WorldSense is fairly new, and the apps and developers of this ecosystem are those of the mobile rather than console space, and since the Lenovo Mirage Solo uses mobile phone-style hardware, the experience with the HTC Vive is markedly better.
Lenovo Mirage Solo – Internals
The Lenovo Mirage Solo has a Snapdragon 835 processor, one of the most powerful phone processors of 2017. 2018 phones have the newer Snapdragon 845. It seems likely either the headset was designed before this chipset was available or that adding it would have pushed the cost up further.
This runs most of the available VR experiences extremely well, with frame rates high enough to avoid the kind of judder that can make you feel sick or disorientated.
You get 64GB storage for your apps and games, plus a microSD slot on the side to add more space.
There are no speakers built into the Lenovo Mirage Solo, unlike the Oculus Go. You can plug earphones into the 3.5mm jack on the side, however.
The battery lasts for around three hours – or less, if you use a GPU-taxing game rather than mostly VR video or 360-degree image apps. This may not sound like much, but it’s actually decent. I’ve used the Lenovo Mirage Solo for 20-minute sessions here and there. Thanks to the auto-standby function, it’s lasted a week.
You can dip in and out of using it much more simply than an Oculus Rift or any headset that requires a phone.
Why buy the Lenovo Mirage Solo?
The Lenovo Mirage Solo is the most interesting standalone VR headset to date. It’s a pretty compelling vision of VR’s future. There’s no fiddling around with cables, plus the headset turns on when you need it to, and goes to sleep as soon as you take it off.
It could be more comfortable; the lenses could certainly be better. In addition, while a 6DOF standalone controller poses some technical conundrums, the Lenovo Mirage Solo could do with one.
The main reasons to hold back purchasing this headset lie elsewhere, though. While the Mirage Solo has the tech of a phone that might actually cost more than £399, this feels quite a lot to spend on a casual VR setup.
On the portable side, the Oculus Go is the obvious comparison. It’s half the price and, while its positional tracking is only half as good, it’s a bit early to tell whether WorldSense’s 6DOF apps are worth spending £200 on.
The PSVR also warrants a look. Yes, it’s a cabled headset and it requires a PS4 to work. Iits images appear significantly less sharp, too. However, it has far more AAA-style VR experiences and, nowadays, it’s possible to pick up a PSVR and a PS4 for not much more cash. And then, you’d also have a great console and media player for when you’re not using a headset.

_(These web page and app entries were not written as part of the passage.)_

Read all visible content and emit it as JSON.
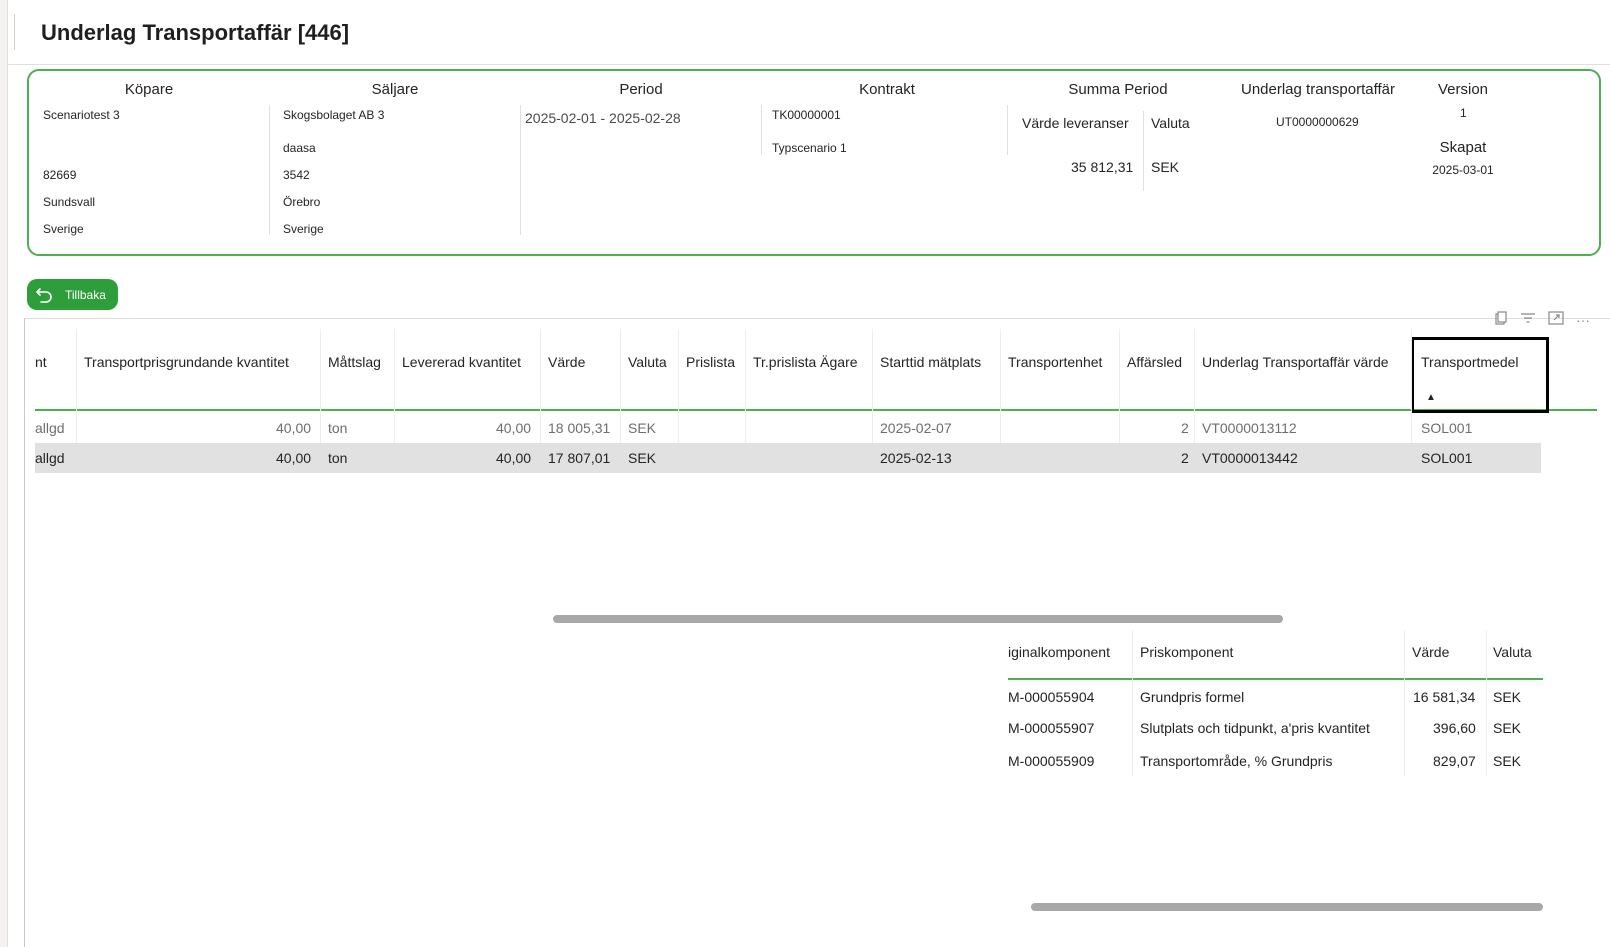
{
  "page": {
    "title": "Underlag Transportaffär [446]"
  },
  "header": {
    "kopare": {
      "label": "Köpare",
      "name": "Scenariotest 3",
      "postal": "82669",
      "city": "Sundsvall",
      "country": "Sverige"
    },
    "saljare": {
      "label": "Säljare",
      "name": "Skogsbolaget AB 3",
      "line2": "daasa",
      "postal": "3542",
      "city": "Örebro",
      "country": "Sverige"
    },
    "period": {
      "label": "Period",
      "value": "2025-02-01 - 2025-02-28"
    },
    "kontrakt": {
      "label": "Kontrakt",
      "number": "TK00000001",
      "scenario": "Typscenario 1"
    },
    "summa": {
      "label": "Summa Period",
      "col1": "Värde leveranser",
      "col2": "Valuta",
      "value": "35 812,31",
      "currency": "SEK"
    },
    "underlag": {
      "label": "Underlag transportaffär",
      "value": "UT0000000629"
    },
    "version": {
      "label": "Version",
      "value": "1",
      "created_label": "Skapat",
      "created": "2025-03-01"
    }
  },
  "back_button": {
    "label": "Tillbaka"
  },
  "main_table": {
    "columns": [
      "nt",
      "Transportprisgrundande kvantitet",
      "Måttslag",
      "Levererad kvantitet",
      "Värde",
      "Valuta",
      "Prislista",
      "Tr.prislista Ägare",
      "Starttid mätplats",
      "Transportenhet",
      "Affärsled",
      "Underlag Transportaffär värde",
      "Transportmedel"
    ],
    "rows": [
      [
        "allgd",
        "40,00",
        "ton",
        "40,00",
        "18 005,31",
        "SEK",
        "",
        "",
        "2025-02-07",
        "",
        "2",
        "VT0000013112",
        "SOL001"
      ],
      [
        "allgd",
        "40,00",
        "ton",
        "40,00",
        "17 807,01",
        "SEK",
        "",
        "",
        "2025-02-13",
        "",
        "2",
        "VT0000013442",
        "SOL001"
      ]
    ]
  },
  "sub_table": {
    "columns": [
      "iginalkomponent",
      "Priskomponent",
      "Värde",
      "Valuta"
    ],
    "rows": [
      [
        "M-000055904",
        "Grundpris formel",
        "16 581,34",
        "SEK"
      ],
      [
        "M-000055907",
        "Slutplats och tidpunkt, a'pris kvantitet",
        "396,60",
        "SEK"
      ],
      [
        "M-000055909",
        "Transportområde, % Grundpris",
        "829,07",
        "SEK"
      ]
    ]
  },
  "icons": [
    "back-arrow-icon",
    "copy-icon",
    "filter-icon",
    "focus-mode-icon",
    "more-options-icon",
    "sort-ascending-icon"
  ],
  "colors": {
    "accent_green": "#4caf50",
    "button_green": "#2e9e3a",
    "selected_row": "#e1e1e1"
  }
}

Full freedom of movement in a portable headset is a major step forward, but the price is off-putting unless you love the look of many WorldSense titles.